**Task to carry out**
Pictures do not belong in the copy. Return all of the entries exactly.

(Working data begins)

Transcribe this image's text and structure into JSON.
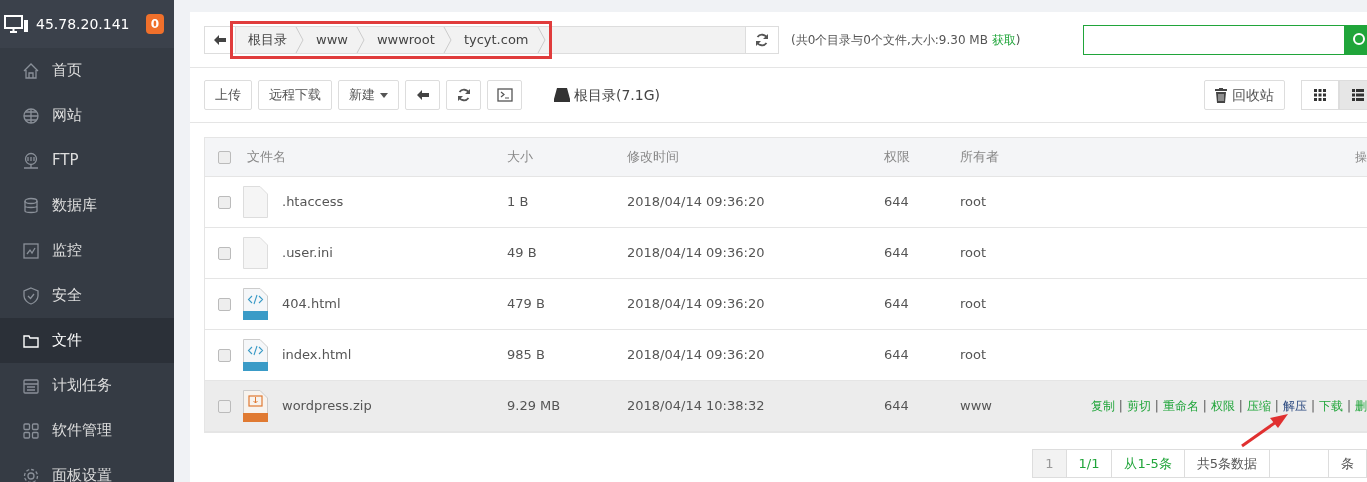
{
  "server": {
    "ip": "45.78.20.141",
    "badge": "0"
  },
  "sidebar": {
    "items": [
      {
        "label": "首页",
        "selected": false
      },
      {
        "label": "网站",
        "selected": false
      },
      {
        "label": "FTP",
        "selected": false
      },
      {
        "label": "数据库",
        "selected": false
      },
      {
        "label": "监控",
        "selected": false
      },
      {
        "label": "安全",
        "selected": false
      },
      {
        "label": "文件",
        "selected": true
      },
      {
        "label": "计划任务",
        "selected": false
      },
      {
        "label": "软件管理",
        "selected": false
      },
      {
        "label": "面板设置",
        "selected": false
      }
    ]
  },
  "path_bar": {
    "crumbs": [
      "根目录",
      "www",
      "wwwroot",
      "tycyt.com"
    ],
    "highlighted": true,
    "summary": "(共0个目录与0个文件,大小:9.30 MB",
    "summary_link": "获取",
    "summary_end": ")"
  },
  "toolbar": {
    "buttons": [
      {
        "kind": "text",
        "label": "上传"
      },
      {
        "kind": "text",
        "label": "远程下载"
      },
      {
        "kind": "dropdown",
        "label": "新建"
      },
      {
        "kind": "back"
      },
      {
        "kind": "refresh"
      },
      {
        "kind": "terminal"
      }
    ],
    "disk": "根目录(7.1G)",
    "recycle": "回收站",
    "views": [
      {
        "kind": "grid",
        "selected": false
      },
      {
        "kind": "list",
        "selected": true
      }
    ]
  },
  "table": {
    "select_all": {
      "checked": false
    },
    "columns": [
      "文件名",
      "大小",
      "修改时间",
      "权限",
      "所有者",
      "操"
    ],
    "rows": [
      {
        "kind": "blank",
        "name": ".htaccess",
        "size": "1 B",
        "modified": "2018/04/14 09:36:20",
        "permissions": "644",
        "owner": "root",
        "checked": false,
        "highlighted": false,
        "actions": []
      },
      {
        "kind": "blank",
        "name": ".user.ini",
        "size": "49 B",
        "modified": "2018/04/14 09:36:20",
        "permissions": "644",
        "owner": "root",
        "checked": false,
        "highlighted": false,
        "actions": []
      },
      {
        "kind": "html",
        "name": "404.html",
        "size": "479 B",
        "modified": "2018/04/14 09:36:20",
        "permissions": "644",
        "owner": "root",
        "checked": false,
        "highlighted": false,
        "actions": []
      },
      {
        "kind": "html",
        "name": "index.html",
        "size": "985 B",
        "modified": "2018/04/14 09:36:20",
        "permissions": "644",
        "owner": "root",
        "checked": false,
        "highlighted": false,
        "actions": []
      },
      {
        "kind": "zip",
        "name": "wordpress.zip",
        "size": "9.29 MB",
        "modified": "2018/04/14 10:38:32",
        "permissions": "644",
        "owner": "www",
        "checked": false,
        "highlighted": true,
        "actions": [
          {
            "kind": "link",
            "label": "复制",
            "selected": false
          },
          {
            "kind": "separator",
            "label": "|"
          },
          {
            "kind": "link",
            "label": "剪切",
            "selected": false
          },
          {
            "kind": "separator",
            "label": "|"
          },
          {
            "kind": "link",
            "label": "重命名",
            "selected": false
          },
          {
            "kind": "separator",
            "label": "|"
          },
          {
            "kind": "link",
            "label": "权限",
            "selected": false
          },
          {
            "kind": "separator",
            "label": "|"
          },
          {
            "kind": "link",
            "label": "压缩",
            "selected": false
          },
          {
            "kind": "separator",
            "label": "|"
          },
          {
            "kind": "link",
            "label": "解压",
            "selected": true
          },
          {
            "kind": "separator",
            "label": "|"
          },
          {
            "kind": "link",
            "label": "下载",
            "selected": false
          },
          {
            "kind": "separator",
            "label": "|"
          },
          {
            "kind": "link",
            "label": "删",
            "selected": false
          }
        ]
      }
    ]
  },
  "pagination": {
    "pages": [
      {
        "label": "1",
        "kind": "link",
        "selected": true
      },
      {
        "label": "1/1",
        "kind": "link",
        "selected": false
      },
      {
        "label": "从1-5条",
        "kind": "link",
        "selected": false
      },
      {
        "label": "共5条数据",
        "kind": "text"
      }
    ],
    "per_page_suffix": "条"
  },
  "annotation": {
    "arrow": true
  }
}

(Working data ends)

**Written reply**
Transcribe this image's text and structure into JSON.
{
  "server": {
    "ip": "45.78.20.141",
    "badge": "0"
  },
  "sidebar": {
    "items": [
      {
        "label": "首页",
        "selected": false
      },
      {
        "label": "网站",
        "selected": false
      },
      {
        "label": "FTP",
        "selected": false
      },
      {
        "label": "数据库",
        "selected": false
      },
      {
        "label": "监控",
        "selected": false
      },
      {
        "label": "安全",
        "selected": false
      },
      {
        "label": "文件",
        "selected": true
      },
      {
        "label": "计划任务",
        "selected": false
      },
      {
        "label": "软件管理",
        "selected": false
      },
      {
        "label": "面板设置",
        "selected": false
      }
    ]
  },
  "path_bar": {
    "crumbs": [
      "根目录",
      "www",
      "wwwroot",
      "tycyt.com"
    ],
    "highlighted": true,
    "summary": "(共0个目录与0个文件,大小:9.30 MB",
    "summary_link": "获取",
    "summary_end": ")"
  },
  "toolbar": {
    "buttons": [
      {
        "kind": "text",
        "label": "上传"
      },
      {
        "kind": "text",
        "label": "远程下载"
      },
      {
        "kind": "dropdown",
        "label": "新建"
      },
      {
        "kind": "back"
      },
      {
        "kind": "refresh"
      },
      {
        "kind": "terminal"
      }
    ],
    "disk": "根目录(7.1G)",
    "recycle": "回收站",
    "views": [
      {
        "kind": "grid",
        "selected": false
      },
      {
        "kind": "list",
        "selected": true
      }
    ]
  },
  "table": {
    "select_all": {
      "checked": false
    },
    "columns": [
      "文件名",
      "大小",
      "修改时间",
      "权限",
      "所有者",
      "操"
    ],
    "rows": [
      {
        "kind": "blank",
        "name": ".htaccess",
        "size": "1 B",
        "modified": "2018/04/14 09:36:20",
        "permissions": "644",
        "owner": "root",
        "checked": false,
        "highlighted": false,
        "actions": []
      },
      {
        "kind": "blank",
        "name": ".user.ini",
        "size": "49 B",
        "modified": "2018/04/14 09:36:20",
        "permissions": "644",
        "owner": "root",
        "checked": false,
        "highlighted": false,
        "actions": []
      },
      {
        "kind": "html",
        "name": "404.html",
        "size": "479 B",
        "modified": "2018/04/14 09:36:20",
        "permissions": "644",
        "owner": "root",
        "checked": false,
        "highlighted": false,
        "actions": []
      },
      {
        "kind": "html",
        "name": "index.html",
        "size": "985 B",
        "modified": "2018/04/14 09:36:20",
        "permissions": "644",
        "owner": "root",
        "checked": false,
        "highlighted": false,
        "actions": []
      },
      {
        "kind": "zip",
        "name": "wordpress.zip",
        "size": "9.29 MB",
        "modified": "2018/04/14 10:38:32",
        "permissions": "644",
        "owner": "www",
        "checked": false,
        "highlighted": true,
        "actions": [
          {
            "kind": "link",
            "label": "复制",
            "selected": false
          },
          {
            "kind": "separator",
            "label": "|"
          },
          {
            "kind": "link",
            "label": "剪切",
            "selected": false
          },
          {
            "kind": "separator",
            "label": "|"
          },
          {
            "kind": "link",
            "label": "重命名",
            "selected": false
          },
          {
            "kind": "separator",
            "label": "|"
          },
          {
            "kind": "link",
            "label": "权限",
            "selected": false
          },
          {
            "kind": "separator",
            "label": "|"
          },
          {
            "kind": "link",
            "label": "压缩",
            "selected": false
          },
          {
            "kind": "separator",
            "label": "|"
          },
          {
            "kind": "link",
            "label": "解压",
            "selected": true
          },
          {
            "kind": "separator",
            "label": "|"
          },
          {
            "kind": "link",
            "label": "下载",
            "selected": false
          },
          {
            "kind": "separator",
            "label": "|"
          },
          {
            "kind": "link",
            "label": "删",
            "selected": false
          }
        ]
      }
    ]
  },
  "pagination": {
    "pages": [
      {
        "label": "1",
        "kind": "link",
        "selected": true
      },
      {
        "label": "1/1",
        "kind": "link",
        "selected": false
      },
      {
        "label": "从1-5条",
        "kind": "link",
        "selected": false
      },
      {
        "label": "共5条数据",
        "kind": "text"
      }
    ],
    "per_page_suffix": "条"
  },
  "annotation": {
    "arrow": true
  }
}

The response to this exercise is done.